* **Try it**
When the string "사도세자" occurs in a line of the records, show that line.
[Records for the task — start]
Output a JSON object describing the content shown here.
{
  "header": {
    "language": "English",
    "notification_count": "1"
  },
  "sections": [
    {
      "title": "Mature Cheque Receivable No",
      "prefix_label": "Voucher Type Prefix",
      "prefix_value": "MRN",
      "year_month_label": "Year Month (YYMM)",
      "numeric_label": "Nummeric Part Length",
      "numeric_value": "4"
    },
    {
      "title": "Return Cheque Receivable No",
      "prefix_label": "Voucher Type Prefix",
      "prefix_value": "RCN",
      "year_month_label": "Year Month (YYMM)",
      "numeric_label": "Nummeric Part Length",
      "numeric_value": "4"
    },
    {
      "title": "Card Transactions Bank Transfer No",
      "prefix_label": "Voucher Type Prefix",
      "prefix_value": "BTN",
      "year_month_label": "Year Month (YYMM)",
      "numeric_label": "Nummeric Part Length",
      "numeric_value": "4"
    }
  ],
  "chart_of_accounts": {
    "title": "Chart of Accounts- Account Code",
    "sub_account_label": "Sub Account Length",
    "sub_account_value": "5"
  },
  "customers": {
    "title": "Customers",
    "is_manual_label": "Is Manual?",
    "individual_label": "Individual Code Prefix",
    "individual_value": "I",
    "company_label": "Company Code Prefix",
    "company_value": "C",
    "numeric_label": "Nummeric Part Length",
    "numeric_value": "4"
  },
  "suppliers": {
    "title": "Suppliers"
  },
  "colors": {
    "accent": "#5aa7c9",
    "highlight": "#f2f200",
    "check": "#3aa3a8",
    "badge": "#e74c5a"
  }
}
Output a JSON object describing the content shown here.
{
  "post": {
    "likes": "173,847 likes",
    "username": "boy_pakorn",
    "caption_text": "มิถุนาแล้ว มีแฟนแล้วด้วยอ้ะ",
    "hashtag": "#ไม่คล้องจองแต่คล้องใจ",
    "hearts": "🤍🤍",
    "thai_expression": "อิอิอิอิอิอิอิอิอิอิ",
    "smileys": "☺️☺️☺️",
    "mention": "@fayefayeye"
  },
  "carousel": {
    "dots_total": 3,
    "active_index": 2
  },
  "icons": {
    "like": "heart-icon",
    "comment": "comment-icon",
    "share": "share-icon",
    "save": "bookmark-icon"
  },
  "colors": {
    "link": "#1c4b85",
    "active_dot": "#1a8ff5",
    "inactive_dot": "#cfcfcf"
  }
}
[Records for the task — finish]
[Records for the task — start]
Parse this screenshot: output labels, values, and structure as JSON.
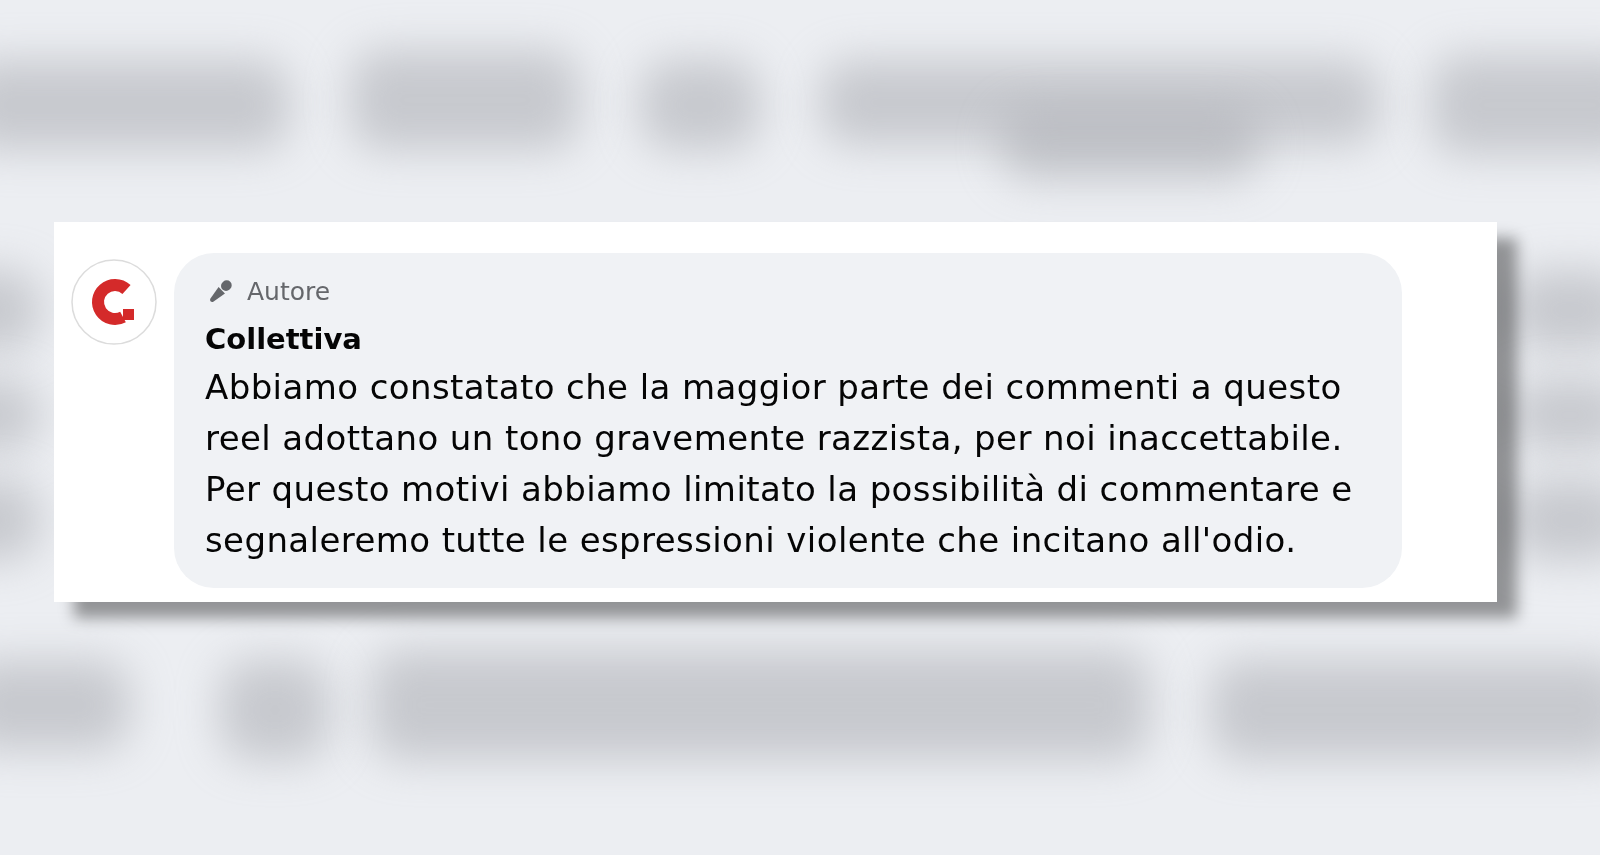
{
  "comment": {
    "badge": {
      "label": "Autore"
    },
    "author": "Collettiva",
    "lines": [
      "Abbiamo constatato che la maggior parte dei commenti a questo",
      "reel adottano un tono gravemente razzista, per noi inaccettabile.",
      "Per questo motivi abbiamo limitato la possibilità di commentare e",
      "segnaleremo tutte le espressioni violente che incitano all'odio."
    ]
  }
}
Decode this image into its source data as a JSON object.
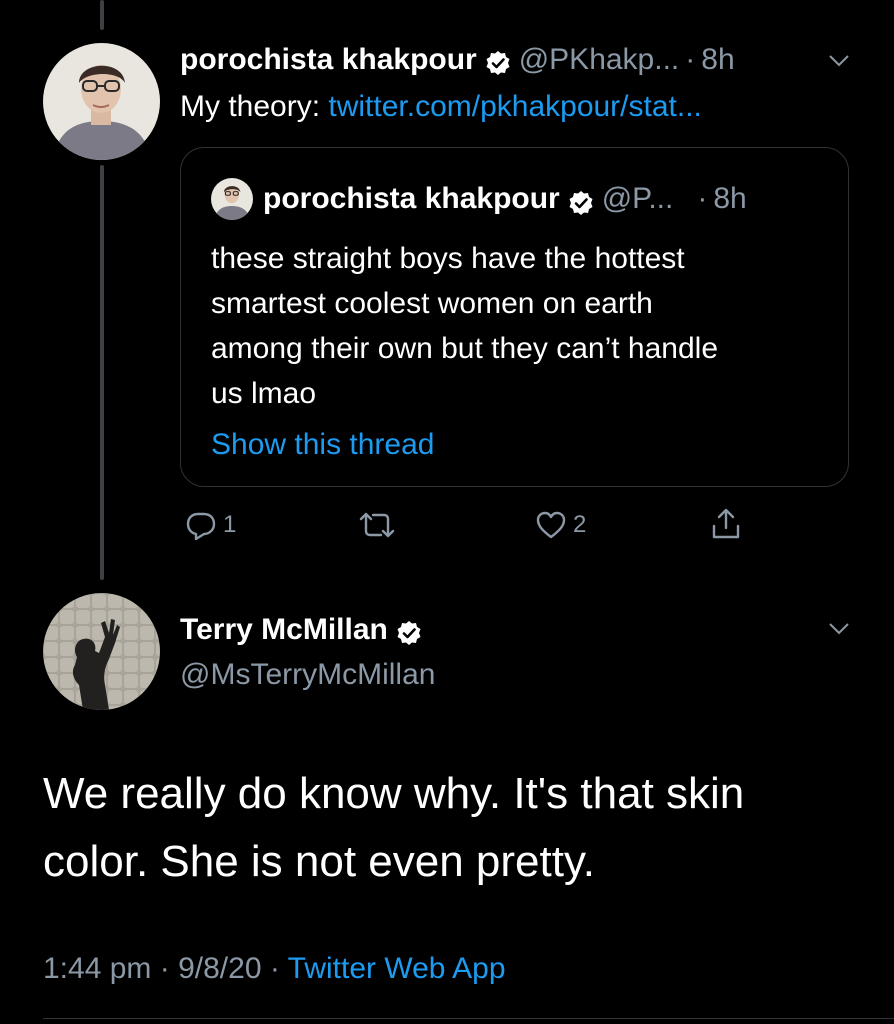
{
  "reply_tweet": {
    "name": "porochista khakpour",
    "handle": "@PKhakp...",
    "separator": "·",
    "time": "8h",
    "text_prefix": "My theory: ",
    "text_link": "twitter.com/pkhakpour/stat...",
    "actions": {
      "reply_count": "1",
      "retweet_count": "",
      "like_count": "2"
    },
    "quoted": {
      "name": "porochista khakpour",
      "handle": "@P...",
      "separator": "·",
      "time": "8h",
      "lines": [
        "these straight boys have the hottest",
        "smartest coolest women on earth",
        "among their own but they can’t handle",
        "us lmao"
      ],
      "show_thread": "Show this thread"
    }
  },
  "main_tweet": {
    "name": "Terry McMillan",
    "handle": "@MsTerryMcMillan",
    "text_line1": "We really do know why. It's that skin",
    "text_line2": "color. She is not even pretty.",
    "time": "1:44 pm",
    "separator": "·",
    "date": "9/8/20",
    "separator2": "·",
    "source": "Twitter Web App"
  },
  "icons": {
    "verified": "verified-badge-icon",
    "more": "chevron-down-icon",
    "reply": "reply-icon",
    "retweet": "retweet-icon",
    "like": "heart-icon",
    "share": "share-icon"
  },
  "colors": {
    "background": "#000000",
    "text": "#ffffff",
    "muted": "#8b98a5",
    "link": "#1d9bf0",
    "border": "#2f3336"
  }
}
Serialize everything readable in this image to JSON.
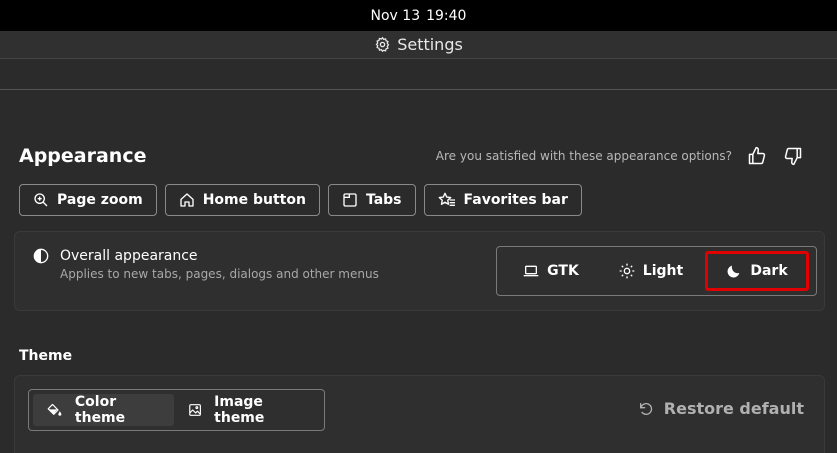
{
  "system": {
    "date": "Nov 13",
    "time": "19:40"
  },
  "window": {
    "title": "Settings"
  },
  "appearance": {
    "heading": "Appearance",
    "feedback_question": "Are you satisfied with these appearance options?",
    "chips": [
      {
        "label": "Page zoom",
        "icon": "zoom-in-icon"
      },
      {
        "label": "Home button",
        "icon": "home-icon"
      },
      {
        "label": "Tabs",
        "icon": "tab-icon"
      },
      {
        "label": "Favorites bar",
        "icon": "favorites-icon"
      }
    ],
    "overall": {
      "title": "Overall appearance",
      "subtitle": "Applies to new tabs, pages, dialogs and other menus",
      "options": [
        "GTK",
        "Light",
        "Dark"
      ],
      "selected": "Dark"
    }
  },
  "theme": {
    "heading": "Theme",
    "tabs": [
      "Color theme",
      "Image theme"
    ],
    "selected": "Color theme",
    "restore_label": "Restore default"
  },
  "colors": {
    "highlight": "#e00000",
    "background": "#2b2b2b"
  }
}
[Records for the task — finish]
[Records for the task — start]
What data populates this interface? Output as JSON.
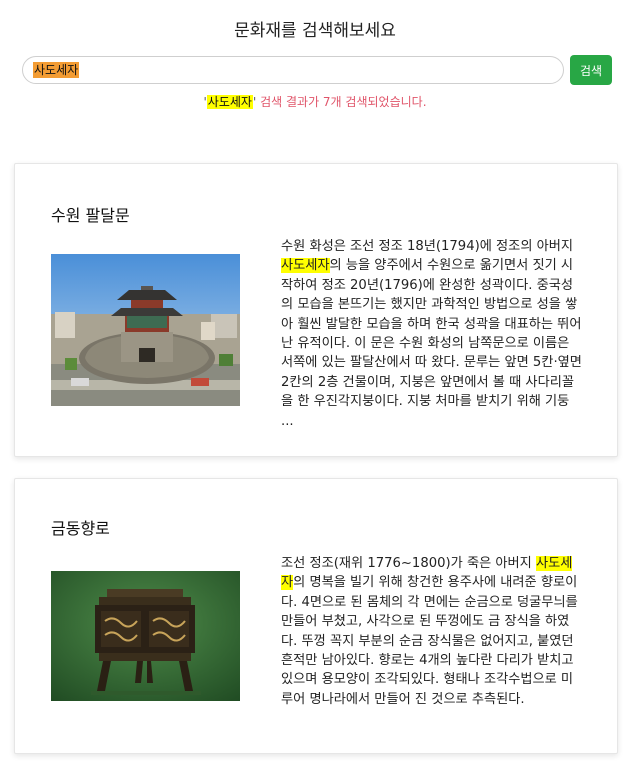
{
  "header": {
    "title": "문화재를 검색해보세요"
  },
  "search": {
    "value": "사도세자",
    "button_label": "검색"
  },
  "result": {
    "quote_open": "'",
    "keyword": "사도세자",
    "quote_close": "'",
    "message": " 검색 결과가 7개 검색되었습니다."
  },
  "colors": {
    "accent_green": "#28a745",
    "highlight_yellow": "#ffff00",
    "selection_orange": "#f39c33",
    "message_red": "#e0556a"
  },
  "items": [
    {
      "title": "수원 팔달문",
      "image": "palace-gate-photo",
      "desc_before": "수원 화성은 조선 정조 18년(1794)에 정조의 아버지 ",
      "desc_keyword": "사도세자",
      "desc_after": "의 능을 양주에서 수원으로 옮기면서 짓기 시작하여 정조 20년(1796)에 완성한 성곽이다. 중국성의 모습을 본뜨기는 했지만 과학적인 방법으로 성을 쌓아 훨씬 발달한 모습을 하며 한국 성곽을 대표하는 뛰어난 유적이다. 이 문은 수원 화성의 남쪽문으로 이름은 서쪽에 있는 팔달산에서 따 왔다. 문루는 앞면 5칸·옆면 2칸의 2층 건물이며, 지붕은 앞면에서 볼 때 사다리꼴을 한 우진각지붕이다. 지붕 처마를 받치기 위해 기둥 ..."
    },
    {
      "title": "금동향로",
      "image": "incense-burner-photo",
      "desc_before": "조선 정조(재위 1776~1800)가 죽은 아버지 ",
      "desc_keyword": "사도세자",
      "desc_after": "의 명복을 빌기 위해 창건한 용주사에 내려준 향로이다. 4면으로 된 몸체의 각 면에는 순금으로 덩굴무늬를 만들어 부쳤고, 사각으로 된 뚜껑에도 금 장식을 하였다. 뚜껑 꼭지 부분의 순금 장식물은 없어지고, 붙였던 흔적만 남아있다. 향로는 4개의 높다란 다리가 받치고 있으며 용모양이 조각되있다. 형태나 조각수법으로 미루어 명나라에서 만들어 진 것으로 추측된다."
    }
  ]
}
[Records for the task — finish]
* **Answer box**
    "value": "사도세자",
    "keyword": "사도세자",
      "desc_keyword": "사도세자",
      "desc_keyword": "사도세자",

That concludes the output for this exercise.